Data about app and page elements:
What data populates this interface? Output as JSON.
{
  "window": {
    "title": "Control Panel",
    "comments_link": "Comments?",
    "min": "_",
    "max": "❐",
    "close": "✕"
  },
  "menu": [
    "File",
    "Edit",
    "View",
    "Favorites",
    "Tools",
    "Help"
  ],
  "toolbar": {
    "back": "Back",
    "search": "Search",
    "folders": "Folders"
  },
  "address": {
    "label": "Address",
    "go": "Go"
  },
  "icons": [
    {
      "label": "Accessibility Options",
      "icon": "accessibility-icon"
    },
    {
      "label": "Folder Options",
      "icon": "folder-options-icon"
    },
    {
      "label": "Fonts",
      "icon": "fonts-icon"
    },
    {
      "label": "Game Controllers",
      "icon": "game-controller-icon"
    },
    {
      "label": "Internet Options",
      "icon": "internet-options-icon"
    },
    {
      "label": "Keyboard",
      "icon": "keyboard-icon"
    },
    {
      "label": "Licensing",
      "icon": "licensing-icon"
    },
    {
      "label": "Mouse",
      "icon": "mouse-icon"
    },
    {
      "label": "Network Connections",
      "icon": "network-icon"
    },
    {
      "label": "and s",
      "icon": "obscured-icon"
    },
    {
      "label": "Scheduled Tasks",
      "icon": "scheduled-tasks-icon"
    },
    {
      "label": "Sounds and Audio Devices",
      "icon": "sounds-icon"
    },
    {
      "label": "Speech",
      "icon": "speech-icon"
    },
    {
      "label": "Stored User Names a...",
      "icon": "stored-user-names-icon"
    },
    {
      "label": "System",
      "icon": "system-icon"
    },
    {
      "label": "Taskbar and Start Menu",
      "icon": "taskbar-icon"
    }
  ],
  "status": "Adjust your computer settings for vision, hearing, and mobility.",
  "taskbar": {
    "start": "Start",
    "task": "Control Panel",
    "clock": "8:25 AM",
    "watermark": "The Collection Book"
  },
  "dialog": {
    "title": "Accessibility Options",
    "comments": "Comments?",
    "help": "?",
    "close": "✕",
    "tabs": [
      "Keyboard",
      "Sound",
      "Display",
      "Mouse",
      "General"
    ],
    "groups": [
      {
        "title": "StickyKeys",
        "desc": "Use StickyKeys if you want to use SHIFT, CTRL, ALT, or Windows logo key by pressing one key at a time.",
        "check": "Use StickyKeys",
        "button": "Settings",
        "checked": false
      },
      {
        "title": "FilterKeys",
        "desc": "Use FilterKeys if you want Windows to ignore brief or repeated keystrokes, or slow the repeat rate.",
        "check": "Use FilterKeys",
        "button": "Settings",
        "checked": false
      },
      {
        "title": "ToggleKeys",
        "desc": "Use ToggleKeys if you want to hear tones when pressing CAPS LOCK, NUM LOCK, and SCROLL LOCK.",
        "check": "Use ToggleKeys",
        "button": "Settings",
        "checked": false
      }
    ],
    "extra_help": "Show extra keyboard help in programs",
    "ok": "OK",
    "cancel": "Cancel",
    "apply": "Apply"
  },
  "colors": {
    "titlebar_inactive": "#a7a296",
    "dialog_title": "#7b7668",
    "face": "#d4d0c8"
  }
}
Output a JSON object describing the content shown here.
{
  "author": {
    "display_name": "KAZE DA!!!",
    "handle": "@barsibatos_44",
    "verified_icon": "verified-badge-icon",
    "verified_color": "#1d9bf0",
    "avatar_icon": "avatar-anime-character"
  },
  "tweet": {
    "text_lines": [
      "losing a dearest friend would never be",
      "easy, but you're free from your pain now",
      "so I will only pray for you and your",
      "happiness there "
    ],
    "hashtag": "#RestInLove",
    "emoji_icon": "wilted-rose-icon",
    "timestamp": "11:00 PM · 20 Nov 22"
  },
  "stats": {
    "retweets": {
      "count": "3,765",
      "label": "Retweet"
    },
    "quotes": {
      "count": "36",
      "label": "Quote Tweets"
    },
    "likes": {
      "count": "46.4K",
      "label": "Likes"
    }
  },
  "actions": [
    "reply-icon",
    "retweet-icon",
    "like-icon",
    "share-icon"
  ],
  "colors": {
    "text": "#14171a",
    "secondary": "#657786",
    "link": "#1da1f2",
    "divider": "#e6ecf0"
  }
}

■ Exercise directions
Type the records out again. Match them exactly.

■ Output for this exercise
What data populates this interface? Output as JSON.
{
  "window": {
    "title": "Control Panel",
    "comments_link": "Comments?",
    "min": "_",
    "max": "❐",
    "close": "✕"
  },
  "menu": [
    "File",
    "Edit",
    "View",
    "Favorites",
    "Tools",
    "Help"
  ],
  "toolbar": {
    "back": "Back",
    "search": "Search",
    "folders": "Folders"
  },
  "address": {
    "label": "Address",
    "go": "Go"
  },
  "icons": [
    {
      "label": "Accessibility Options",
      "icon": "accessibility-icon"
    },
    {
      "label": "Folder Options",
      "icon": "folder-options-icon"
    },
    {
      "label": "Fonts",
      "icon": "fonts-icon"
    },
    {
      "label": "Game Controllers",
      "icon": "game-controller-icon"
    },
    {
      "label": "Internet Options",
      "icon": "internet-options-icon"
    },
    {
      "label": "Keyboard",
      "icon": "keyboard-icon"
    },
    {
      "label": "Licensing",
      "icon": "licensing-icon"
    },
    {
      "label": "Mouse",
      "icon": "mouse-icon"
    },
    {
      "label": "Network Connections",
      "icon": "network-icon"
    },
    {
      "label": "and s",
      "icon": "obscured-icon"
    },
    {
      "label": "Scheduled Tasks",
      "icon": "scheduled-tasks-icon"
    },
    {
      "label": "Sounds and Audio Devices",
      "icon": "sounds-icon"
    },
    {
      "label": "Speech",
      "icon": "speech-icon"
    },
    {
      "label": "Stored User Names a...",
      "icon": "stored-user-names-icon"
    },
    {
      "label": "System",
      "icon": "system-icon"
    },
    {
      "label": "Taskbar and Start Menu",
      "icon": "taskbar-icon"
    }
  ],
  "status": "Adjust your computer settings for vision, hearing, and mobility.",
  "taskbar": {
    "start": "Start",
    "task": "Control Panel",
    "clock": "8:25 AM",
    "watermark": "The Collection Book"
  },
  "dialog": {
    "title": "Accessibility Options",
    "comments": "Comments?",
    "help": "?",
    "close": "✕",
    "tabs": [
      "Keyboard",
      "Sound",
      "Display",
      "Mouse",
      "General"
    ],
    "groups": [
      {
        "title": "StickyKeys",
        "desc": "Use StickyKeys if you want to use SHIFT, CTRL, ALT, or Windows logo key by pressing one key at a time.",
        "check": "Use StickyKeys",
        "button": "Settings",
        "checked": false
      },
      {
        "title": "FilterKeys",
        "desc": "Use FilterKeys if you want Windows to ignore brief or repeated keystrokes, or slow the repeat rate.",
        "check": "Use FilterKeys",
        "button": "Settings",
        "checked": false
      },
      {
        "title": "ToggleKeys",
        "desc": "Use ToggleKeys if you want to hear tones when pressing CAPS LOCK, NUM LOCK, and SCROLL LOCK.",
        "check": "Use ToggleKeys",
        "button": "Settings",
        "checked": false
      }
    ],
    "extra_help": "Show extra keyboard help in programs",
    "ok": "OK",
    "cancel": "Cancel",
    "apply": "Apply"
  },
  "colors": {
    "titlebar_inactive": "#a7a296",
    "dialog_title": "#7b7668",
    "face": "#d4d0c8"
  }
}
Output a JSON object describing the content shown here.
{
  "author": {
    "display_name": "KAZE DA!!!",
    "handle": "@barsibatos_44",
    "verified_icon": "verified-badge-icon",
    "verified_color": "#1d9bf0",
    "avatar_icon": "avatar-anime-character"
  },
  "tweet": {
    "text_lines": [
      "losing a dearest friend would never be",
      "easy, but you're free from your pain now",
      "so I will only pray for you and your",
      "happiness there "
    ],
    "hashtag": "#RestInLove",
    "emoji_icon": "wilted-rose-icon",
    "timestamp": "11:00 PM · 20 Nov 22"
  },
  "stats": {
    "retweets": {
      "count": "3,765",
      "label": "Retweet"
    },
    "quotes": {
      "count": "36",
      "label": "Quote Tweets"
    },
    "likes": {
      "count": "46.4K",
      "label": "Likes"
    }
  },
  "actions": [
    "reply-icon",
    "retweet-icon",
    "like-icon",
    "share-icon"
  ],
  "colors": {
    "text": "#14171a",
    "secondary": "#657786",
    "link": "#1da1f2",
    "divider": "#e6ecf0"
  }
}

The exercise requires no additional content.